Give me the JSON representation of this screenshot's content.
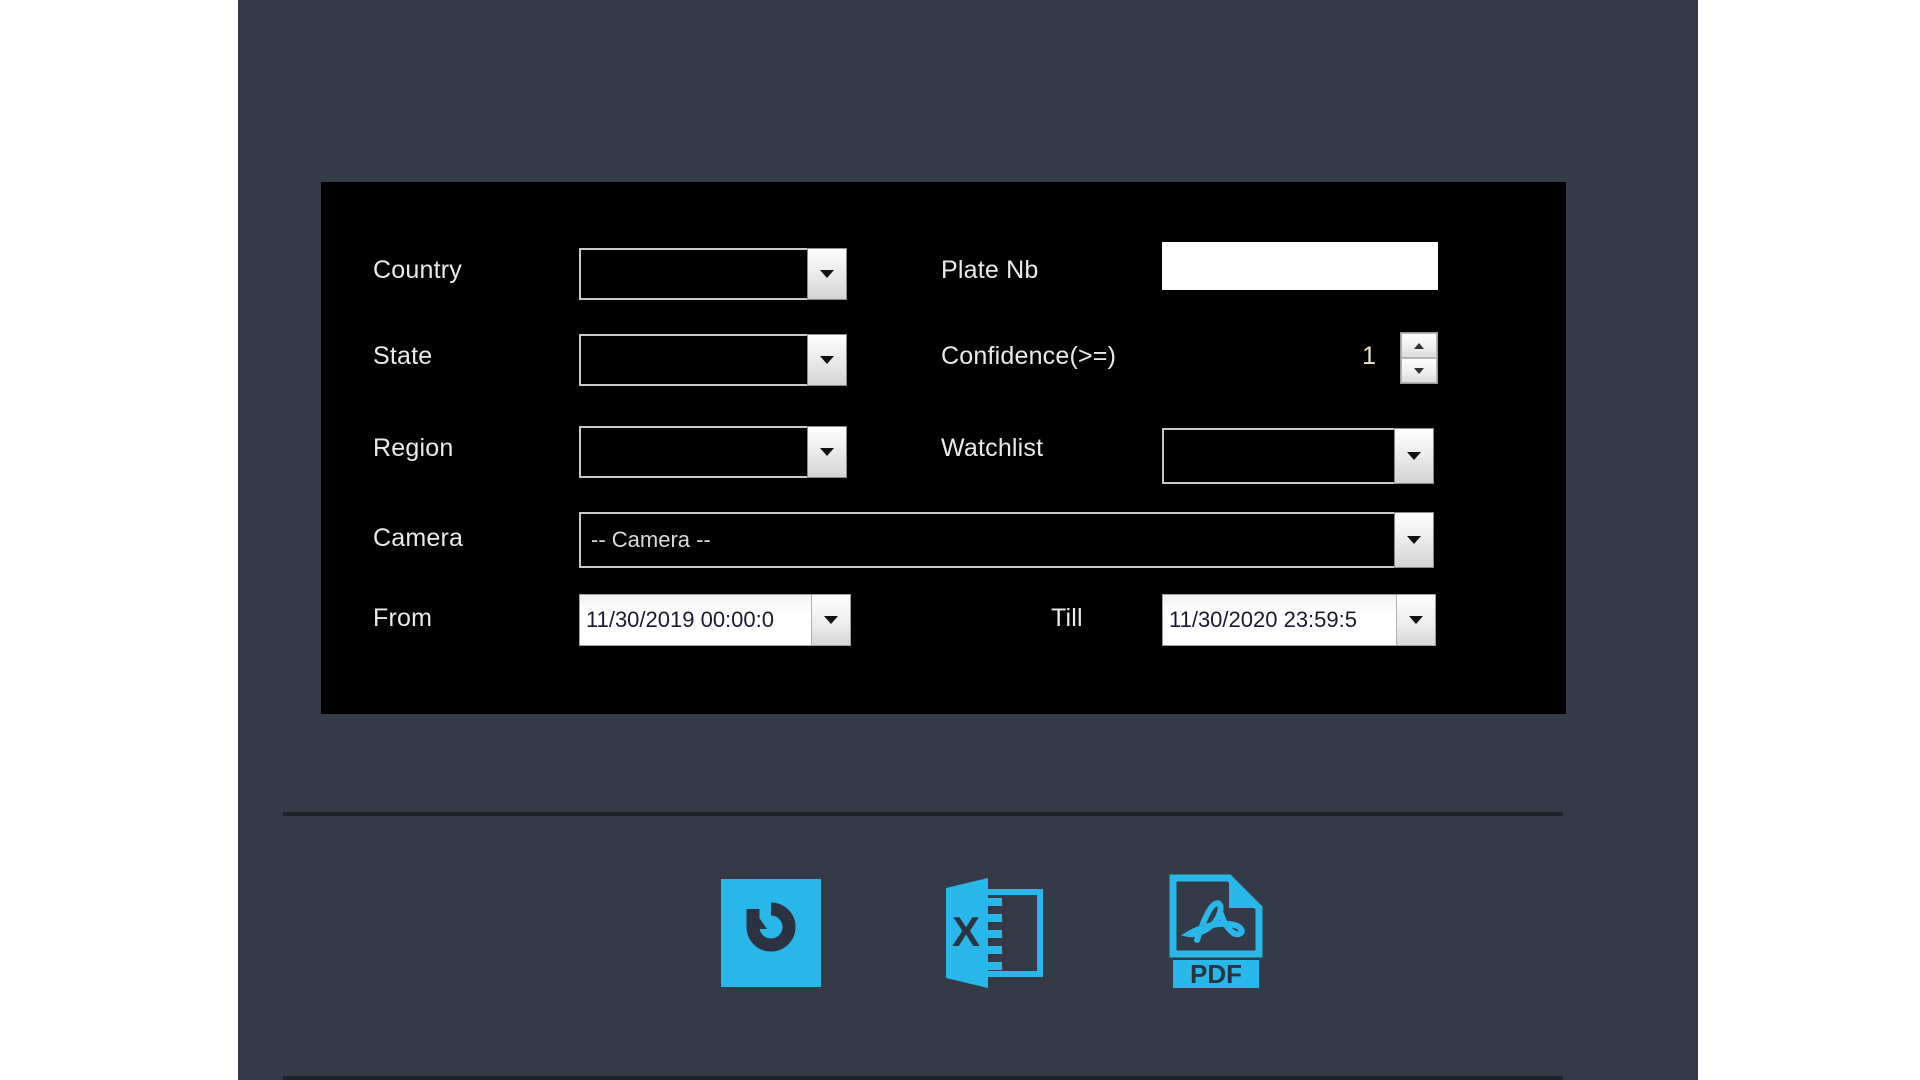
{
  "theme": {
    "page_background": "#ffffff",
    "panel_background": "#343b47",
    "filter_panel_background": "#000000",
    "accent": "#29b6e8",
    "label_color": "#e9eaec",
    "divider_color": "#1d222b"
  },
  "filters": {
    "country": {
      "label": "Country",
      "value": "",
      "control": "dropdown"
    },
    "state": {
      "label": "State",
      "value": "",
      "control": "dropdown"
    },
    "region": {
      "label": "Region",
      "value": "",
      "control": "dropdown"
    },
    "camera": {
      "label": "Camera",
      "value": "-- Camera --",
      "control": "dropdown"
    },
    "plate_nb": {
      "label": "Plate Nb",
      "value": "",
      "placeholder": "",
      "control": "text"
    },
    "confidence": {
      "label": "Confidence(>=)",
      "value": "1",
      "control": "spinner"
    },
    "watchlist": {
      "label": "Watchlist",
      "value": "",
      "control": "dropdown"
    },
    "from": {
      "label": "From",
      "value": "11/30/2019 00:00:0",
      "control": "datetime"
    },
    "till": {
      "label": "Till",
      "value": "11/30/2020 23:59:5",
      "control": "datetime"
    }
  },
  "actions": [
    {
      "name": "refresh-button",
      "icon": "refresh-icon",
      "label": ""
    },
    {
      "name": "export-excel-button",
      "icon": "excel-icon",
      "label": "X"
    },
    {
      "name": "export-pdf-button",
      "icon": "pdf-icon",
      "label": "PDF"
    }
  ]
}
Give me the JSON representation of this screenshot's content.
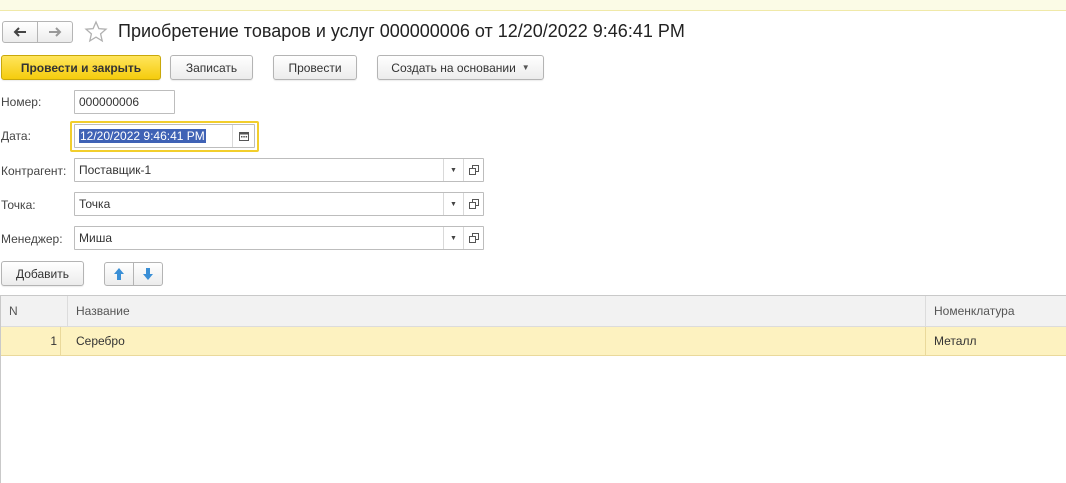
{
  "window": {
    "title": "Приобретение товаров и услуг 000000006 от 12/20/2022 9:46:41 PM"
  },
  "toolbar": {
    "post_and_close": "Провести и закрыть",
    "write": "Записать",
    "post": "Провести",
    "create_based_on": "Создать на основании"
  },
  "form": {
    "number_label": "Номер:",
    "number_value": "000000006",
    "date_label": "Дата:",
    "date_value": "12/20/2022  9:46:41 PM",
    "counterparty_label": "Контрагент:",
    "counterparty_value": "Поставщик-1",
    "point_label": "Точка:",
    "point_value": "Точка",
    "manager_label": "Менеджер:",
    "manager_value": "Миша"
  },
  "table_toolbar": {
    "add": "Добавить"
  },
  "table": {
    "columns": [
      "N",
      "Название",
      "Номенклатура"
    ],
    "rows": [
      {
        "n": "1",
        "name": "Серебро",
        "nomenclature": "Металл"
      }
    ]
  },
  "colors": {
    "primary_button": "#f5cc0d",
    "focus_border": "#f2ce2c",
    "selected_row": "#fdf2c0",
    "text_selection": "#3f62b5",
    "arrow_blue": "#3a8fd6"
  },
  "icons": [
    "back-arrow-icon",
    "forward-arrow-icon",
    "star-icon",
    "calendar-icon",
    "dropdown-icon",
    "open-icon",
    "move-up-icon",
    "move-down-icon"
  ]
}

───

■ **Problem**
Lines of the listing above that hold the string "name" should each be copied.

■ **Response to this task**
      "name": "refresh-button",
      "name": "export-excel-button",
      "name": "export-pdf-button",
        "name": "Серебро",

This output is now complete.